### Your assignment
Would you please copy out each entry exactly?

### Supplied material
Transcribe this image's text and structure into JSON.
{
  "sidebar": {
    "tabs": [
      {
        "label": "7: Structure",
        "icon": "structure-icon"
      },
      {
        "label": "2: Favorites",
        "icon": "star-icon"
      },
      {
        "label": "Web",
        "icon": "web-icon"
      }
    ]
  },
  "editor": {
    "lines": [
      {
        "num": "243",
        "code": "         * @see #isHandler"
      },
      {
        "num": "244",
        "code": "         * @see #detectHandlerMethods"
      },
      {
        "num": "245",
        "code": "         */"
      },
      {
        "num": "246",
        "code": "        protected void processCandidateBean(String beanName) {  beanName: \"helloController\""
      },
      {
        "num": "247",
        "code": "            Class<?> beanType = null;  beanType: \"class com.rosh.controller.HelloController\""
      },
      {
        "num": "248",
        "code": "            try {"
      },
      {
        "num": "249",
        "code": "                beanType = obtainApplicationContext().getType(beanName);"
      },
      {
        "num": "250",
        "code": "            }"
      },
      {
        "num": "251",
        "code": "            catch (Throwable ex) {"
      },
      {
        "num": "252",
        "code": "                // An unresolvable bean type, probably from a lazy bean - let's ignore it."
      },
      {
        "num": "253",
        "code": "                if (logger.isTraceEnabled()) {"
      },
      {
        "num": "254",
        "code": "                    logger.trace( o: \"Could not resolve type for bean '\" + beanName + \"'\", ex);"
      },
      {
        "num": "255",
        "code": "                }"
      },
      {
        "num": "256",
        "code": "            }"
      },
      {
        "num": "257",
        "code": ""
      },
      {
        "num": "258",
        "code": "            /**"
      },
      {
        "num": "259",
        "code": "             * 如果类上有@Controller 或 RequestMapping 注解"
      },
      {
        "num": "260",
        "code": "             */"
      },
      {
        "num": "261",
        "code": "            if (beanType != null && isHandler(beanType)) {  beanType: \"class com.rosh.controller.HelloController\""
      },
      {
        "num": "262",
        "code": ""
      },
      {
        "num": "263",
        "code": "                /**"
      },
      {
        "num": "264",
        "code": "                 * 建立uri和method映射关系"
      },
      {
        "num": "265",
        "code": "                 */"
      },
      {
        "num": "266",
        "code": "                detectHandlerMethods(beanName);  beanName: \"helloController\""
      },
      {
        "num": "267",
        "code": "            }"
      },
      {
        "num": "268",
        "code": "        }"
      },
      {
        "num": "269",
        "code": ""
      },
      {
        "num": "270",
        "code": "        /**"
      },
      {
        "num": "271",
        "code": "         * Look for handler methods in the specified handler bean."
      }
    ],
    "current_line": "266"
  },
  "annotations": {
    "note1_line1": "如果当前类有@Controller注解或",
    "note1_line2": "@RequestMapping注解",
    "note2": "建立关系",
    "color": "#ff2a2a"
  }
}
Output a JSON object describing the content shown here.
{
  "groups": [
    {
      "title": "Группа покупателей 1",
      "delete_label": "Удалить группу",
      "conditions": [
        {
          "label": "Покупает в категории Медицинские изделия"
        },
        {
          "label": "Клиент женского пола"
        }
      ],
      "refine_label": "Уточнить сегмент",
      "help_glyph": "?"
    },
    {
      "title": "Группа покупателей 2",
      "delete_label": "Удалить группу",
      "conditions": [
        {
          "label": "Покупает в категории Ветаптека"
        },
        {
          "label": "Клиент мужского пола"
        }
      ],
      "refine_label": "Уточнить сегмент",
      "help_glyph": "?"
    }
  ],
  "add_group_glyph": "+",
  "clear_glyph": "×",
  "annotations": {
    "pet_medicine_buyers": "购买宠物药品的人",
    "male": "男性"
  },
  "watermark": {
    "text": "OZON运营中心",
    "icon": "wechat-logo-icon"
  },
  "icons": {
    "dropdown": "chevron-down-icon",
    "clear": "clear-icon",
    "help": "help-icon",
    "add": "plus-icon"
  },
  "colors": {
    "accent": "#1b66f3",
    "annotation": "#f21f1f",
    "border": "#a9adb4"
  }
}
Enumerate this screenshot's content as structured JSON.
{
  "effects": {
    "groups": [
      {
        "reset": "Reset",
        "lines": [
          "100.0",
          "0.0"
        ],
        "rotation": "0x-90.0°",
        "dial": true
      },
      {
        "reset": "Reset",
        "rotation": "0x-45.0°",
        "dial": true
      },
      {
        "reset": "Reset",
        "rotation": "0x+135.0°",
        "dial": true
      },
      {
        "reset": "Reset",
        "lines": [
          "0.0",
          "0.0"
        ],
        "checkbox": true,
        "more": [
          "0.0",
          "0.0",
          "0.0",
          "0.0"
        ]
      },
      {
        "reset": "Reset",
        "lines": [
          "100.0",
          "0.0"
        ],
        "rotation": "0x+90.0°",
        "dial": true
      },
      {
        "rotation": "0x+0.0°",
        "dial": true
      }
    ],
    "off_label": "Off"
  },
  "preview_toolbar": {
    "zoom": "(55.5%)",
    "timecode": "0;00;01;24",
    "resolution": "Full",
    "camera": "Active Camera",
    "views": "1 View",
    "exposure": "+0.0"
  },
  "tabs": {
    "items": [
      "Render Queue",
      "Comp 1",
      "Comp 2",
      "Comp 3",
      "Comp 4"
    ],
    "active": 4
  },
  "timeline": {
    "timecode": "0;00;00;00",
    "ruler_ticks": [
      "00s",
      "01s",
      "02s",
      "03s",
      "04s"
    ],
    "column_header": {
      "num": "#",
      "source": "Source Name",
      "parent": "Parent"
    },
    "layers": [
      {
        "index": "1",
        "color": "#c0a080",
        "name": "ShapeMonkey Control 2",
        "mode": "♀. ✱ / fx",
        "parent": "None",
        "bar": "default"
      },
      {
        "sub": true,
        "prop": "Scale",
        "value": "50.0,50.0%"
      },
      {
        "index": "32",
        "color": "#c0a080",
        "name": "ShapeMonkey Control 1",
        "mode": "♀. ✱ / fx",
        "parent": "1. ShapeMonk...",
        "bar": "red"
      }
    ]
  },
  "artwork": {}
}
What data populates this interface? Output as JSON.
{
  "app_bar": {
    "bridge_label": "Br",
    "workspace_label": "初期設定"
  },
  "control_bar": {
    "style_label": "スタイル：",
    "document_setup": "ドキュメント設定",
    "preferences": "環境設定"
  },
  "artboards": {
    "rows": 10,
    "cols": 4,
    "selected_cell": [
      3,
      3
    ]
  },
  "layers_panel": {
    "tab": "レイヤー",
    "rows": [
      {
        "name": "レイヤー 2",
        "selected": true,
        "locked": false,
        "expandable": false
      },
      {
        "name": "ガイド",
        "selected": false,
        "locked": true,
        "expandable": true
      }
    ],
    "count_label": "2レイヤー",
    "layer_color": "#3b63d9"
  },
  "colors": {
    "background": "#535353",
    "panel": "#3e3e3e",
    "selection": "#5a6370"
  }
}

### Exercise output
Transcribe this image's text and structure into JSON.
{
  "sidebar": {
    "tabs": [
      {
        "label": "7: Structure",
        "icon": "structure-icon"
      },
      {
        "label": "2: Favorites",
        "icon": "star-icon"
      },
      {
        "label": "Web",
        "icon": "web-icon"
      }
    ]
  },
  "editor": {
    "lines": [
      {
        "num": "243",
        "code": "         * @see #isHandler"
      },
      {
        "num": "244",
        "code": "         * @see #detectHandlerMethods"
      },
      {
        "num": "245",
        "code": "         */"
      },
      {
        "num": "246",
        "code": "        protected void processCandidateBean(String beanName) {  beanName: \"helloController\""
      },
      {
        "num": "247",
        "code": "            Class<?> beanType = null;  beanType: \"class com.rosh.controller.HelloController\""
      },
      {
        "num": "248",
        "code": "            try {"
      },
      {
        "num": "249",
        "code": "                beanType = obtainApplicationContext().getType(beanName);"
      },
      {
        "num": "250",
        "code": "            }"
      },
      {
        "num": "251",
        "code": "            catch (Throwable ex) {"
      },
      {
        "num": "252",
        "code": "                // An unresolvable bean type, probably from a lazy bean - let's ignore it."
      },
      {
        "num": "253",
        "code": "                if (logger.isTraceEnabled()) {"
      },
      {
        "num": "254",
        "code": "                    logger.trace( o: \"Could not resolve type for bean '\" + beanName + \"'\", ex);"
      },
      {
        "num": "255",
        "code": "                }"
      },
      {
        "num": "256",
        "code": "            }"
      },
      {
        "num": "257",
        "code": ""
      },
      {
        "num": "258",
        "code": "            /**"
      },
      {
        "num": "259",
        "code": "             * 如果类上有@Controller 或 RequestMapping 注解"
      },
      {
        "num": "260",
        "code": "             */"
      },
      {
        "num": "261",
        "code": "            if (beanType != null && isHandler(beanType)) {  beanType: \"class com.rosh.controller.HelloController\""
      },
      {
        "num": "262",
        "code": ""
      },
      {
        "num": "263",
        "code": "                /**"
      },
      {
        "num": "264",
        "code": "                 * 建立uri和method映射关系"
      },
      {
        "num": "265",
        "code": "                 */"
      },
      {
        "num": "266",
        "code": "                detectHandlerMethods(beanName);  beanName: \"helloController\""
      },
      {
        "num": "267",
        "code": "            }"
      },
      {
        "num": "268",
        "code": "        }"
      },
      {
        "num": "269",
        "code": ""
      },
      {
        "num": "270",
        "code": "        /**"
      },
      {
        "num": "271",
        "code": "         * Look for handler methods in the specified handler bean."
      }
    ],
    "current_line": "266"
  },
  "annotations": {
    "note1_line1": "如果当前类有@Controller注解或",
    "note1_line2": "@RequestMapping注解",
    "note2": "建立关系",
    "color": "#ff2a2a"
  }
}
Output a JSON object describing the content shown here.
{
  "groups": [
    {
      "title": "Группа покупателей 1",
      "delete_label": "Удалить группу",
      "conditions": [
        {
          "label": "Покупает в категории Медицинские изделия"
        },
        {
          "label": "Клиент женского пола"
        }
      ],
      "refine_label": "Уточнить сегмент",
      "help_glyph": "?"
    },
    {
      "title": "Группа покупателей 2",
      "delete_label": "Удалить группу",
      "conditions": [
        {
          "label": "Покупает в категории Ветаптека"
        },
        {
          "label": "Клиент мужского пола"
        }
      ],
      "refine_label": "Уточнить сегмент",
      "help_glyph": "?"
    }
  ],
  "add_group_glyph": "+",
  "clear_glyph": "×",
  "annotations": {
    "pet_medicine_buyers": "购买宠物药品的人",
    "male": "男性"
  },
  "watermark": {
    "text": "OZON运营中心",
    "icon": "wechat-logo-icon"
  },
  "icons": {
    "dropdown": "chevron-down-icon",
    "clear": "clear-icon",
    "help": "help-icon",
    "add": "plus-icon"
  },
  "colors": {
    "accent": "#1b66f3",
    "annotation": "#f21f1f",
    "border": "#a9adb4"
  }
}
Enumerate this screenshot's content as structured JSON.
{
  "effects": {
    "groups": [
      {
        "reset": "Reset",
        "lines": [
          "100.0",
          "0.0"
        ],
        "rotation": "0x-90.0°",
        "dial": true
      },
      {
        "reset": "Reset",
        "rotation": "0x-45.0°",
        "dial": true
      },
      {
        "reset": "Reset",
        "rotation": "0x+135.0°",
        "dial": true
      },
      {
        "reset": "Reset",
        "lines": [
          "0.0",
          "0.0"
        ],
        "checkbox": true,
        "more": [
          "0.0",
          "0.0",
          "0.0",
          "0.0"
        ]
      },
      {
        "reset": "Reset",
        "lines": [
          "100.0",
          "0.0"
        ],
        "rotation": "0x+90.0°",
        "dial": true
      },
      {
        "rotation": "0x+0.0°",
        "dial": true
      }
    ],
    "off_label": "Off"
  },
  "preview_toolbar": {
    "zoom": "(55.5%)",
    "timecode": "0;00;01;24",
    "resolution": "Full",
    "camera": "Active Camera",
    "views": "1 View",
    "exposure": "+0.0"
  },
  "tabs": {
    "items": [
      "Render Queue",
      "Comp 1",
      "Comp 2",
      "Comp 3",
      "Comp 4"
    ],
    "active": 4
  },
  "timeline": {
    "timecode": "0;00;00;00",
    "ruler_ticks": [
      "00s",
      "01s",
      "02s",
      "03s",
      "04s"
    ],
    "column_header": {
      "num": "#",
      "source": "Source Name",
      "parent": "Parent"
    },
    "layers": [
      {
        "index": "1",
        "color": "#c0a080",
        "name": "ShapeMonkey Control 2",
        "mode": "♀. ✱ / fx",
        "parent": "None",
        "bar": "default"
      },
      {
        "sub": true,
        "prop": "Scale",
        "value": "50.0,50.0%"
      },
      {
        "index": "32",
        "color": "#c0a080",
        "name": "ShapeMonkey Control 1",
        "mode": "♀. ✱ / fx",
        "parent": "1. ShapeMonk...",
        "bar": "red"
      }
    ]
  },
  "artwork": {}
}
What data populates this interface? Output as JSON.
{
  "app_bar": {
    "bridge_label": "Br",
    "workspace_label": "初期設定"
  },
  "control_bar": {
    "style_label": "スタイル：",
    "document_setup": "ドキュメント設定",
    "preferences": "環境設定"
  },
  "artboards": {
    "rows": 10,
    "cols": 4,
    "selected_cell": [
      3,
      3
    ]
  },
  "layers_panel": {
    "tab": "レイヤー",
    "rows": [
      {
        "name": "レイヤー 2",
        "selected": true,
        "locked": false,
        "expandable": false
      },
      {
        "name": "ガイド",
        "selected": false,
        "locked": true,
        "expandable": true
      }
    ],
    "count_label": "2レイヤー",
    "layer_color": "#3b63d9"
  },
  "colors": {
    "background": "#535353",
    "panel": "#3e3e3e",
    "selection": "#5a6370"
  }
}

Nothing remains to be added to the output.